== Records provided ==

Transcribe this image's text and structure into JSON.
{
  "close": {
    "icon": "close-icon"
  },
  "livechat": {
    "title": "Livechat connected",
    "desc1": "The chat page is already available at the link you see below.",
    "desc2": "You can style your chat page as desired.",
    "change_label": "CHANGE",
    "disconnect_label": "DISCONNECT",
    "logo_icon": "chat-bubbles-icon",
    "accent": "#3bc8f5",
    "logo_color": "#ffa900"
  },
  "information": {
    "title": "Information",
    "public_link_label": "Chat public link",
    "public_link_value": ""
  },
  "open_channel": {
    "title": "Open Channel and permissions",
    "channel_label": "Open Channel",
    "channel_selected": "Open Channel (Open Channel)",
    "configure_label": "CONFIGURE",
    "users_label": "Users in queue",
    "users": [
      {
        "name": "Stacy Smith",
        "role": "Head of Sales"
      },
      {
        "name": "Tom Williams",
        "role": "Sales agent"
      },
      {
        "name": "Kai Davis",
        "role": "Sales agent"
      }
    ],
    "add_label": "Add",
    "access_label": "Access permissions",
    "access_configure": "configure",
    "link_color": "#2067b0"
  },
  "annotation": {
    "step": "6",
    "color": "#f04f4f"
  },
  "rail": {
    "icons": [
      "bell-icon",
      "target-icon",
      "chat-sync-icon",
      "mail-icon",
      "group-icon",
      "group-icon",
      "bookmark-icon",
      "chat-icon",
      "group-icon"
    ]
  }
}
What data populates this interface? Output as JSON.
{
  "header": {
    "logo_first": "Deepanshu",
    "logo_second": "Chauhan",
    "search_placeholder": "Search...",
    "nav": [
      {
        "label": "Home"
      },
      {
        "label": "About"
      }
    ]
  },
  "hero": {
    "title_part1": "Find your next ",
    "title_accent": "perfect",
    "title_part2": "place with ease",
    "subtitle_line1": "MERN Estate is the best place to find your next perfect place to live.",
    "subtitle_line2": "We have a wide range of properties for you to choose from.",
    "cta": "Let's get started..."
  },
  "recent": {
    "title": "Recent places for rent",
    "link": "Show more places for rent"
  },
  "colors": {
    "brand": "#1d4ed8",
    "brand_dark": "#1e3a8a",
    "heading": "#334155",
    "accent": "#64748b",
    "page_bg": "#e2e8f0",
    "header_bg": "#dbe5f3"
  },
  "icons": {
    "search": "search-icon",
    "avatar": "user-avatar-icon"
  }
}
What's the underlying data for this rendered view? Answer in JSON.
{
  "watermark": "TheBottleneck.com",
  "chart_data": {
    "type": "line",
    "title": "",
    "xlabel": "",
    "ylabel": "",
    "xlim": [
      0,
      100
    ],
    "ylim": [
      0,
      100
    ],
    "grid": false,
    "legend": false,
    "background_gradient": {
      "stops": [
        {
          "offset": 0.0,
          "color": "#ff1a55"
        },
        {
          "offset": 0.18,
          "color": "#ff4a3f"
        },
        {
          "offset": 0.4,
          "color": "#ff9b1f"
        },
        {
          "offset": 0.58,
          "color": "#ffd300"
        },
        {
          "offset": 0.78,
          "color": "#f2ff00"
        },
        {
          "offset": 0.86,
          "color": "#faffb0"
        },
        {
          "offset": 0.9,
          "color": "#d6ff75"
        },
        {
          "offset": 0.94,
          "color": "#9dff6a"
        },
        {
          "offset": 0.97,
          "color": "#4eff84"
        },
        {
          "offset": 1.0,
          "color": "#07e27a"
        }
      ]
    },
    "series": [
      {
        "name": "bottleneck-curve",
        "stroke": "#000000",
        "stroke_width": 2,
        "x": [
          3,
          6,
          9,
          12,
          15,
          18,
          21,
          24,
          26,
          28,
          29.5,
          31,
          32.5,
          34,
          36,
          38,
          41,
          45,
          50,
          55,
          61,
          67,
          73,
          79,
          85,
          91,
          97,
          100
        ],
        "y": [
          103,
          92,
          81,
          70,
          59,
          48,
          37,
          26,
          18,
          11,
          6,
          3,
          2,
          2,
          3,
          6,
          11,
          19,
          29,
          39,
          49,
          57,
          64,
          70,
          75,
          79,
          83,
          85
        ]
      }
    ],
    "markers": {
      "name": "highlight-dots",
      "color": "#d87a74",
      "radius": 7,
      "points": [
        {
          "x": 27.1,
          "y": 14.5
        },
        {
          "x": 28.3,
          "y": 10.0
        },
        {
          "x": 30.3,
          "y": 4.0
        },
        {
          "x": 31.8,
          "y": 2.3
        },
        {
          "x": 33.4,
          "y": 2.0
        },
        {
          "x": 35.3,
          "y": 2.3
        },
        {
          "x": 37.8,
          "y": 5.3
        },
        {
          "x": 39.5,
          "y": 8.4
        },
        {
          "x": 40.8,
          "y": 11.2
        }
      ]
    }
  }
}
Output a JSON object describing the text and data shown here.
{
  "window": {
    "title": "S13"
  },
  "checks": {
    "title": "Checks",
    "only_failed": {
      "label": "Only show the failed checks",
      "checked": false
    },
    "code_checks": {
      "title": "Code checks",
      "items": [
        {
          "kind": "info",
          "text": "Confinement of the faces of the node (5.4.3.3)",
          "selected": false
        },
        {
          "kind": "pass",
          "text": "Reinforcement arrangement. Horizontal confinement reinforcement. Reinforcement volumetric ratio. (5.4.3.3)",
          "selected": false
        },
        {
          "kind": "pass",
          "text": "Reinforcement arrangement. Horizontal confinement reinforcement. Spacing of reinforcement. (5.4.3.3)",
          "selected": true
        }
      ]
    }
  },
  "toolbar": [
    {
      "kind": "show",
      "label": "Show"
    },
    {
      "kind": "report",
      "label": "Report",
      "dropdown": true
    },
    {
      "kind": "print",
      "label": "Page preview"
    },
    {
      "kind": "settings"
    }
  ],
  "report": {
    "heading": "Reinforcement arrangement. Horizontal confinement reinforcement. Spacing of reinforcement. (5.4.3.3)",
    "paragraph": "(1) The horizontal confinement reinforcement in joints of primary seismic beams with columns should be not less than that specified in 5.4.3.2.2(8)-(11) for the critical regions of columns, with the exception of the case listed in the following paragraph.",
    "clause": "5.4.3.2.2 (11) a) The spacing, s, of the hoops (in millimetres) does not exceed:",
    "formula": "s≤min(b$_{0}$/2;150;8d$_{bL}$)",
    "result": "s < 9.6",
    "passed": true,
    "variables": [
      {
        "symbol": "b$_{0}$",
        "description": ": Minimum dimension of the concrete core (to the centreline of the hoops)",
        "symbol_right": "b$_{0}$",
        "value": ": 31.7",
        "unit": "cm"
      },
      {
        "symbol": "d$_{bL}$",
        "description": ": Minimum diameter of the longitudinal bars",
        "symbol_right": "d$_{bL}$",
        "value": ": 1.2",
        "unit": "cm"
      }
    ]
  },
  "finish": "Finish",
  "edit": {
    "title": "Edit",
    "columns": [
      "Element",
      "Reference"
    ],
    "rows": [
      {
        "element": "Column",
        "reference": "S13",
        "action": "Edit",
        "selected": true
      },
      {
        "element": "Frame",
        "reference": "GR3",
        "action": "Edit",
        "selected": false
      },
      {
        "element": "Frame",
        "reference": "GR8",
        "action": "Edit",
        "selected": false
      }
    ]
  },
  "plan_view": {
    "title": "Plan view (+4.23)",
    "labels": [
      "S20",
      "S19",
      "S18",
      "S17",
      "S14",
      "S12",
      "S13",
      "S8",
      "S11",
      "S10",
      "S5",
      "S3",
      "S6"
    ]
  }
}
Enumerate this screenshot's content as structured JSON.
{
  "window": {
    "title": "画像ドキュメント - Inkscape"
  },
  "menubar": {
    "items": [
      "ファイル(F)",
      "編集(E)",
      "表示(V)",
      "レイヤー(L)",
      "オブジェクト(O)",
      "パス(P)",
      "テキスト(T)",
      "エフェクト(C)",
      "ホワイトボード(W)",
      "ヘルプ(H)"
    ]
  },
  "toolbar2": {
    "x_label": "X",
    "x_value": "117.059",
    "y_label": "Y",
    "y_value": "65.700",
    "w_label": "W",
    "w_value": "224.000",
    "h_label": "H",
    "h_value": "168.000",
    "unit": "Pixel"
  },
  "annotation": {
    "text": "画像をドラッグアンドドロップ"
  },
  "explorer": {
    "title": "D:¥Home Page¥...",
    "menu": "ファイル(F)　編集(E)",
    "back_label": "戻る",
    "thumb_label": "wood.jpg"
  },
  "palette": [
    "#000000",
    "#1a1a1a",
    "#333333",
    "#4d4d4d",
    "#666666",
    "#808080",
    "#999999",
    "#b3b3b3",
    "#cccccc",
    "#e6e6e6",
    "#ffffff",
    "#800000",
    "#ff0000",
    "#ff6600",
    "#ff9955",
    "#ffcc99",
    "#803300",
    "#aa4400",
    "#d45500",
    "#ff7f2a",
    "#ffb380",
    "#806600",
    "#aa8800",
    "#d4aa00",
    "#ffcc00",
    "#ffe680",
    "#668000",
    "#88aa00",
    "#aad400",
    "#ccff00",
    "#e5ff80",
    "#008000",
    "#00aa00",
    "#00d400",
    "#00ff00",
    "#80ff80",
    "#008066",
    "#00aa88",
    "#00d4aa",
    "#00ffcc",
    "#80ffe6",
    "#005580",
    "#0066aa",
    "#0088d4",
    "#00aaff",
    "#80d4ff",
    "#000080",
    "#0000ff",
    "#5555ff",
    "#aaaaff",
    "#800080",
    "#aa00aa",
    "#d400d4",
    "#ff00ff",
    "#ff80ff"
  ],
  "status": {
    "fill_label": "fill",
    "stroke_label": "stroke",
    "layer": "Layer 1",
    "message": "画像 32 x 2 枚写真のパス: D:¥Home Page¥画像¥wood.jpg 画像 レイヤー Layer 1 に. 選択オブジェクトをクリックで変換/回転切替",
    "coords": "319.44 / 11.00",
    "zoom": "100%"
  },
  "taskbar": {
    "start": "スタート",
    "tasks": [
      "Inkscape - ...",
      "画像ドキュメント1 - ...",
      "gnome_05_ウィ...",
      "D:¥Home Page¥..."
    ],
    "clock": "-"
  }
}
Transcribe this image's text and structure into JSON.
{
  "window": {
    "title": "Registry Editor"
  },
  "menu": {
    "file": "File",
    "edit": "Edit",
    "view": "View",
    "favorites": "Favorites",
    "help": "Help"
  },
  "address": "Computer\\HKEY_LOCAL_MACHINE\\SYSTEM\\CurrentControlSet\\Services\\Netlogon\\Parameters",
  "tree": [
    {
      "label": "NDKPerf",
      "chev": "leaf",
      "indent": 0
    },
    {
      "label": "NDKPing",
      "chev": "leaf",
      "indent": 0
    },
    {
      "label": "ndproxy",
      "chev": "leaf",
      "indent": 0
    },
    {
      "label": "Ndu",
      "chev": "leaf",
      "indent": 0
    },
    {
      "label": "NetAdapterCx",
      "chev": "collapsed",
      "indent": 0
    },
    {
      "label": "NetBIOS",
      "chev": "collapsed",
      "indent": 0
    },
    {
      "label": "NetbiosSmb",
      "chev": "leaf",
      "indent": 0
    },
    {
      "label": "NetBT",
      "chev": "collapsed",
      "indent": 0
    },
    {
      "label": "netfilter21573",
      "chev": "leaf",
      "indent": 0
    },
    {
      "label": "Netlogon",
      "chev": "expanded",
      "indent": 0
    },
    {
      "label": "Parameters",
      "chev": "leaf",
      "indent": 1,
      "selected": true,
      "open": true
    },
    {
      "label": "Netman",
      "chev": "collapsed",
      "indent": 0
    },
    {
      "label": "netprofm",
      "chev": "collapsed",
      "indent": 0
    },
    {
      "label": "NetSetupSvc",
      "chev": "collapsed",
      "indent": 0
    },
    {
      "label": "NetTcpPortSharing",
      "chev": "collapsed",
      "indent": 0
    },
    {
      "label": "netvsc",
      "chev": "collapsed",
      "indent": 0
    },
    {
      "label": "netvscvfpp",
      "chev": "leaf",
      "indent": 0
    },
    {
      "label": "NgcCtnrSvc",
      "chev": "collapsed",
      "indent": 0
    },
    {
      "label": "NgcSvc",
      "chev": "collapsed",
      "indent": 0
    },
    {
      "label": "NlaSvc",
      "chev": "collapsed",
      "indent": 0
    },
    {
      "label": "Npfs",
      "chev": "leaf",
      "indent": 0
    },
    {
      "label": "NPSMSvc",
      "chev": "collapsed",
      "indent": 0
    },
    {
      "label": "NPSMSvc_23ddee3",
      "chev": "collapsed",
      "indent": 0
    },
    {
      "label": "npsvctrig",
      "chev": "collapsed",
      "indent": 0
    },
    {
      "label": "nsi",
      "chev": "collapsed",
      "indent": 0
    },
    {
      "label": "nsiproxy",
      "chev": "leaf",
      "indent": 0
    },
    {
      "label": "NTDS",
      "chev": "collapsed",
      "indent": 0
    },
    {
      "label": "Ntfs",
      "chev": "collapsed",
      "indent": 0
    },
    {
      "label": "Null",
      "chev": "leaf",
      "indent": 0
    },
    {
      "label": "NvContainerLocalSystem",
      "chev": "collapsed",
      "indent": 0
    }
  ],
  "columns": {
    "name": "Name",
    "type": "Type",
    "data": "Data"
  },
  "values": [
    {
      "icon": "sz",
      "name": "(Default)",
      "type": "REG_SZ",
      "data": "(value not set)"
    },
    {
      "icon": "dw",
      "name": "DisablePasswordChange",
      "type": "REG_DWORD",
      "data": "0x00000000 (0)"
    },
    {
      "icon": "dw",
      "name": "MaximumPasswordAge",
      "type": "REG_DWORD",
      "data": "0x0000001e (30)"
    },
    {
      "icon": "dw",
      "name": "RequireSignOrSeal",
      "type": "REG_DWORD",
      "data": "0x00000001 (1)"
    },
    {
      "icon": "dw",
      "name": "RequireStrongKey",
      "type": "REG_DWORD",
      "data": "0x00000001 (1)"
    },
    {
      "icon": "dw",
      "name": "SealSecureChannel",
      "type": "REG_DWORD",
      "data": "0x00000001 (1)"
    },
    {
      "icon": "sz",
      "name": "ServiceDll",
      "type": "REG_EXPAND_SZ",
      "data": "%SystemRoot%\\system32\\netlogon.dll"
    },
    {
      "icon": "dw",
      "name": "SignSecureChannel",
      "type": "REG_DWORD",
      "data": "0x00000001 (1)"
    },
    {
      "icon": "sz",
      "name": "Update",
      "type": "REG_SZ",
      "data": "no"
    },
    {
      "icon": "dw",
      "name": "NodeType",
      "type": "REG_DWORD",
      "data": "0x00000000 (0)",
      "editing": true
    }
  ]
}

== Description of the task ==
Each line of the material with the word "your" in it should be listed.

== Reply ==
    "desc2": "You can style your chat page as desired.",
    "title_part1": "Find your next ",
    "subtitle_line1": "MERN Estate is the best place to find your next perfect place to live.",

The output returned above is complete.